Top of Data

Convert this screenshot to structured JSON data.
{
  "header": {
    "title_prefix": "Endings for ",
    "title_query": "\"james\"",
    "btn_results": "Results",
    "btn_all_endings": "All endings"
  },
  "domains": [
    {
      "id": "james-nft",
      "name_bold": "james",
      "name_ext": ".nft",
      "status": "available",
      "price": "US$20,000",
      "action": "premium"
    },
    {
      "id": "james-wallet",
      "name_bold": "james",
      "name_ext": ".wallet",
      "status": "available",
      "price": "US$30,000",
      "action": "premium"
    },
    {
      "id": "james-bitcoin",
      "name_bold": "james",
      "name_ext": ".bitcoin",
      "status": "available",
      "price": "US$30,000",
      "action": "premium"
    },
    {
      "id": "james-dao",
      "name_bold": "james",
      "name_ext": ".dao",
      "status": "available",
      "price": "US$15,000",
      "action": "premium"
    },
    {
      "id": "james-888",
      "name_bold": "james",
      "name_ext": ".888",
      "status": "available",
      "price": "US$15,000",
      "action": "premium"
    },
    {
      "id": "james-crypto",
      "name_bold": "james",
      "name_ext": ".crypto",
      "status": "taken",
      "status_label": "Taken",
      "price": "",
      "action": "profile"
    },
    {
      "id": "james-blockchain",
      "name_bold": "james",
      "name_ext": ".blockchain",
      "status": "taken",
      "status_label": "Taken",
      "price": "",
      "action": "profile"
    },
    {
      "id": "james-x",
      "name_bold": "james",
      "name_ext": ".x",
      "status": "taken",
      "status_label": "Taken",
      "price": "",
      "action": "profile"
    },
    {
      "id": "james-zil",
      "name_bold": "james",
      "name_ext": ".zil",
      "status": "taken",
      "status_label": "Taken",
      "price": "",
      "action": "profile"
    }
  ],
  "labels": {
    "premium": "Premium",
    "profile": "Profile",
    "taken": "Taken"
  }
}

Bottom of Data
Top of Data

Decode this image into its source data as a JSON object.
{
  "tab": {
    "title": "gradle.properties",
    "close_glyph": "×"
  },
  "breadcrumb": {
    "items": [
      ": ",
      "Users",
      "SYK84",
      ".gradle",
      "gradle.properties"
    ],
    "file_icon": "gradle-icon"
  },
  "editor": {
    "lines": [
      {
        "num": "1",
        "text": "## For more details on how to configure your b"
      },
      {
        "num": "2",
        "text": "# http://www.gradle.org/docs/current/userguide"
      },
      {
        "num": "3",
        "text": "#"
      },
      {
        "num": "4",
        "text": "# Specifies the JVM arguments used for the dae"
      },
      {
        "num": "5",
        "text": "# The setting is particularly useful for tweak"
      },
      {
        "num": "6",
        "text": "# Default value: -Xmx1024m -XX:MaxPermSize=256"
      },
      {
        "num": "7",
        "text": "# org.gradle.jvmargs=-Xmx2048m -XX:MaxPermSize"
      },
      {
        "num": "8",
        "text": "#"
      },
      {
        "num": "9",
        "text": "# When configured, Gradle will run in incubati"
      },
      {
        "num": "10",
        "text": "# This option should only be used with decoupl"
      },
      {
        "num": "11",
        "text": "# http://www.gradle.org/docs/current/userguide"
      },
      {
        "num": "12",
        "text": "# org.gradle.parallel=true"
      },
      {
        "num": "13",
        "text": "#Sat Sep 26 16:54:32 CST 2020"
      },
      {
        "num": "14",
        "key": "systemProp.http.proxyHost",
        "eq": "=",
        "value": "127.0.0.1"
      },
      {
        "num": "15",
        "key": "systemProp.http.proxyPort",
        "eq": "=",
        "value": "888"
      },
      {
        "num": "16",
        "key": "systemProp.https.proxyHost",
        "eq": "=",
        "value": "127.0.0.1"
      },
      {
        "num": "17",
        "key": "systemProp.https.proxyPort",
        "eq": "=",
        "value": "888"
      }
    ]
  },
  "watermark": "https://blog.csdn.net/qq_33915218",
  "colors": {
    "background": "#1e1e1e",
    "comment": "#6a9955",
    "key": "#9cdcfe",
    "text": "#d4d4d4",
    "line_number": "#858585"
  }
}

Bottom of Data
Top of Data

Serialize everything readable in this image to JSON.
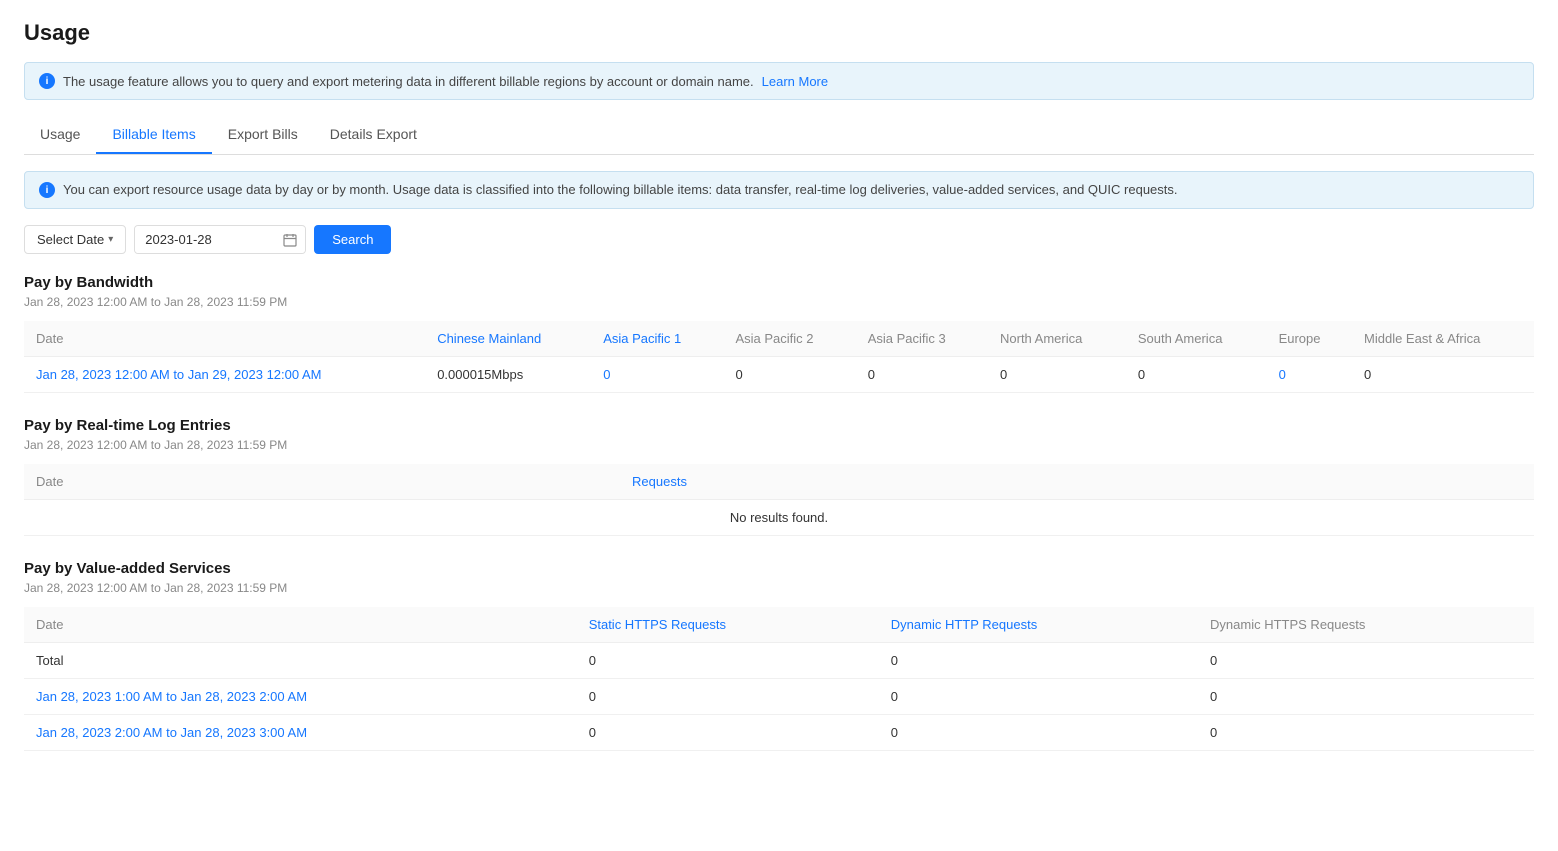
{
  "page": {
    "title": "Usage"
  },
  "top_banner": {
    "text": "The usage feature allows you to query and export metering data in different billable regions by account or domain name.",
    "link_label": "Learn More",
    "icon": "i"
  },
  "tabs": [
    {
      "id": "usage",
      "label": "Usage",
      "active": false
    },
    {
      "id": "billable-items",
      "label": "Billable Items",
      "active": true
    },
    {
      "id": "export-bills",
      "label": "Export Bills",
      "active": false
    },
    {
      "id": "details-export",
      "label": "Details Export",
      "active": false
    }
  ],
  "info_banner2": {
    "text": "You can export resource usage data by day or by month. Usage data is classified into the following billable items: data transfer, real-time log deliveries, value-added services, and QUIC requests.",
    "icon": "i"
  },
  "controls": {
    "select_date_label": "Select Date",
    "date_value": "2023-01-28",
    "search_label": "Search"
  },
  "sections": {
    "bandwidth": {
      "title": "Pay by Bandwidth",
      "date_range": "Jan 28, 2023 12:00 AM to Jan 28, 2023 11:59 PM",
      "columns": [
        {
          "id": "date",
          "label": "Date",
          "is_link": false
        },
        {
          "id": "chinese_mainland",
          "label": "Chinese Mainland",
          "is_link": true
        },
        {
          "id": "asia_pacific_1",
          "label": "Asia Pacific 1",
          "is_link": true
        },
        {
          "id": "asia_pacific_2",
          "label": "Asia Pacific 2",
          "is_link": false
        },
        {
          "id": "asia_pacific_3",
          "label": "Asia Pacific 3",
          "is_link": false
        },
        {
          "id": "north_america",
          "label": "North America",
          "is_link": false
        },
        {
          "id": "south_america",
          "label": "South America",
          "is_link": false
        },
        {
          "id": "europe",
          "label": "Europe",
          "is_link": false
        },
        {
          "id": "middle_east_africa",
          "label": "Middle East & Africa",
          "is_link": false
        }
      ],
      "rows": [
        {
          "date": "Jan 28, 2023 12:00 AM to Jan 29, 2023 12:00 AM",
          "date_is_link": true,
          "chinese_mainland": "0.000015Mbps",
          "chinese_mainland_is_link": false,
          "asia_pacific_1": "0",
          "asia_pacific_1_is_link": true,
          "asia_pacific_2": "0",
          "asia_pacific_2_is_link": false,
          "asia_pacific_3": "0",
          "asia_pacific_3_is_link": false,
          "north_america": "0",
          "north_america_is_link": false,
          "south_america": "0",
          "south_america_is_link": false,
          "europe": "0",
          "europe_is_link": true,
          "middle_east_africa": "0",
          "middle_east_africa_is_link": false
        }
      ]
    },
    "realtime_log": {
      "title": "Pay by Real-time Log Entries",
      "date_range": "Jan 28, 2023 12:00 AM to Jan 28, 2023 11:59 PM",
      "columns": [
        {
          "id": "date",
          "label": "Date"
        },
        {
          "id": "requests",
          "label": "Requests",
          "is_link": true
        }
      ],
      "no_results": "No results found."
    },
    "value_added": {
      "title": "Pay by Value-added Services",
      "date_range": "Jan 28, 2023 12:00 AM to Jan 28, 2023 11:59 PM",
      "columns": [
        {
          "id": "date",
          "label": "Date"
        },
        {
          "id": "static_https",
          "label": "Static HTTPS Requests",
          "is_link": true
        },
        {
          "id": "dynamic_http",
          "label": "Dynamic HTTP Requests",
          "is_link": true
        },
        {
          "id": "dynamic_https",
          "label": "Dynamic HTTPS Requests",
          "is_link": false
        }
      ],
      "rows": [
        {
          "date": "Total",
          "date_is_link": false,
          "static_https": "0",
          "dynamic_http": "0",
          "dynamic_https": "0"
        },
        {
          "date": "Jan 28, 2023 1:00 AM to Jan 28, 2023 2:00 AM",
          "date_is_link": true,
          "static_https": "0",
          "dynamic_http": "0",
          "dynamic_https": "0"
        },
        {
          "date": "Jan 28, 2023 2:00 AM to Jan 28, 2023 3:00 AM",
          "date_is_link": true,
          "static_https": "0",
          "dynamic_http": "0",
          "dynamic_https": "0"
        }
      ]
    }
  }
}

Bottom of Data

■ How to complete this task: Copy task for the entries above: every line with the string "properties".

■ Answer to this exercise:
    "title": "gradle.properties",
      "gradle.properties"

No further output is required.